Having small children and being an investigative reporter would seem like a difficult mix, but it worked well for me. I was often working on my own enterprise stories, which were not as deadline sensitive. ---->>>

I'm a huge dog nut - giant, giant. ---->>>

I think the Huffington Post has been inventive and presents what it aggregates well. ---->>>

I've taught a college journalism course at two universities where my students taught me more than I did them about how political news is consumed. ---->>>

I think a lot about something: Abe Rosenthal was once asked what he wanted on his headstone, and he said he wanted it just to say, 'He kept the paper straight.' And I think about that a lot. ---->>>

I'm talking to anyone who has been dumped - have not gotten the job you really wanted or have received those horrible rejection letters from grad school. You know, the disappointment of losing, or not getting something you badly want. When that happens, show what you are made of. ---->>>

I think that a great newspaper is one that puts a real premium on digging to get the story behind the story. ---->>>

I think about the question of perspective in reporting all the time, and since I spent 20 years of my career in Washington as both a reporter and an editor I'm keenly aware that a newspaper should not be dominated by stories in which the only voices and perspective come from those in power. ---->>>

Although I believe the Web has greatly increased the distribution of quality news, I do worry about those who don't have Internet access. ---->>>

As a big user of public libraries, I deplore the cutbacks they have had to sustain. ---->>>

I do see myself as someone who has a lot of story ideas. ---->>>

I don't keep up with Twitter all day long. ---->>>

I don't pretend I know everything. ---->>>

I have heard Obama officials say more than once, 'You will have blood on your hands if you publish this story.' ---->>>

I have to pay attention to work on the weekends and always have my iPhone with me, but I don't mind. ---->>>

I think as an investigative reporter I had tough standards, but I don't think of myself as a tough person. ---->>>

Secrets don't stay secrets very long, even when journalists decide to censor themselves. ---->>>

The times I didn't get jobs I wanted, I remember feeling dispirited - really crestfallen. ---->>>

The whole issue of how women's management styles are viewed is an incredibly interesting subject. ---->>>

You can verify that in news meetings I sometimes say, 'This is skewed too far to the left,' or 'The mix of stories seems overweeningly appealing to a reader with a certain set of sensibilities, and it shouldn't.' ---->>>

My advice on getting a raise is what everybody's advice is: to become a confident negotiator; but that is so hard. My admiration for women who are good at that is unbridled. Women in general have a harder time talking about money with their bosses. ---->>>

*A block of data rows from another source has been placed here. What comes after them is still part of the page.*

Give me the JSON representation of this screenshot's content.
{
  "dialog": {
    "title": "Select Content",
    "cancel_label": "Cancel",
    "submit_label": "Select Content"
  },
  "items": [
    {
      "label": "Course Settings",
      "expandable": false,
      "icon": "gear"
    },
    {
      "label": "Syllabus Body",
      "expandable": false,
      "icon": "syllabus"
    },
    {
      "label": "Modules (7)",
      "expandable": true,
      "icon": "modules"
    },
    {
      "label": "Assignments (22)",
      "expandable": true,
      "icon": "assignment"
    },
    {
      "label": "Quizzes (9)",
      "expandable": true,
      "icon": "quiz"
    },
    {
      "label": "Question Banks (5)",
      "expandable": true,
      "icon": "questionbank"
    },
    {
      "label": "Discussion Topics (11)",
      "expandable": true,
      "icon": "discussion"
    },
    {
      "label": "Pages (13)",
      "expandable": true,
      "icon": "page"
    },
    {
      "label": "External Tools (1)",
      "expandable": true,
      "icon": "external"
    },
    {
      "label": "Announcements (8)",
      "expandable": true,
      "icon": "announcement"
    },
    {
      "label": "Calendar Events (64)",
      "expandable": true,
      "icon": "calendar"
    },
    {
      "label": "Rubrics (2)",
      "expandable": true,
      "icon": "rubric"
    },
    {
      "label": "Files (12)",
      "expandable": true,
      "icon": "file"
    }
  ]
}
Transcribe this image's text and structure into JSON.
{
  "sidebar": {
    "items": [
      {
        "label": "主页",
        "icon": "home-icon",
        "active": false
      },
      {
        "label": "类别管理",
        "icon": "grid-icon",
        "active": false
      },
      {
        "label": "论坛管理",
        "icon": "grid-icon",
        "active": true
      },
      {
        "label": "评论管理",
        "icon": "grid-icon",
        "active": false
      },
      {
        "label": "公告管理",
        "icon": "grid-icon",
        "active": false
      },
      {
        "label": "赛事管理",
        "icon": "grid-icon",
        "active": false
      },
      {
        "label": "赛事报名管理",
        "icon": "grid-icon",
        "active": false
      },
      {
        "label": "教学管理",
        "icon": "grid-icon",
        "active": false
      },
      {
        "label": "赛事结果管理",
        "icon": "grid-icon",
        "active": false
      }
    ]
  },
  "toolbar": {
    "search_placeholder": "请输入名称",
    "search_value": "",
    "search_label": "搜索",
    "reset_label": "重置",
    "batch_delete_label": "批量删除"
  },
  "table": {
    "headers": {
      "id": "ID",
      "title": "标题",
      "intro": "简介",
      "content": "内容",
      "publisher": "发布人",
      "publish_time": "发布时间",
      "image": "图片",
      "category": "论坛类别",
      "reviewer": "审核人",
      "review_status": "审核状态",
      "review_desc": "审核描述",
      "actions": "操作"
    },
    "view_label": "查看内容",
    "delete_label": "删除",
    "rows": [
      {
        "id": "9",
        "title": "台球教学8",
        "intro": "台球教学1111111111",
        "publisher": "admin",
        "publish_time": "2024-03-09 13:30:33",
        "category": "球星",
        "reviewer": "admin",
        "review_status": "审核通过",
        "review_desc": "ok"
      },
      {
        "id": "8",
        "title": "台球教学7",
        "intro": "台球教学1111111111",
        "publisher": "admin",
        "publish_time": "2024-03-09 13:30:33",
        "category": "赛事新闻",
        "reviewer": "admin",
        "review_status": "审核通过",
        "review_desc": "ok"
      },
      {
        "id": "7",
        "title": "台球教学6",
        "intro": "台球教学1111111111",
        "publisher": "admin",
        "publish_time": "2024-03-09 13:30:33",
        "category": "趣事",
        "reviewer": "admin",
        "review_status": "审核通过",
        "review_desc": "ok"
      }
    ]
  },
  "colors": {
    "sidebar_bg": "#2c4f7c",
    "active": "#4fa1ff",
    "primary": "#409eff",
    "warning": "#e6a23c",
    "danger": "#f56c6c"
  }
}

The Obama administration has had seven criminal leak investigations. That is more than twice the number of any previous administration in our history. It's on a scale never seen before. ---->>>

Biography

Nationality: American
Born: 03-19, 1954
Birthplace: New York City, New York, United States
Die:
Occupation: Editor
Website:

Jill Ellen Abramson (born March 19, 1954) is an American author and journalist best known as the former executive editor of The New York Times. Abramson held that position from September 2011 to May 2014. She was the first female executive editor in the paper's 160-year history. Abramson joined the New York Times in 1997, working as the Washington bureau chief and managing editor before being named as executive editor (wikipedia)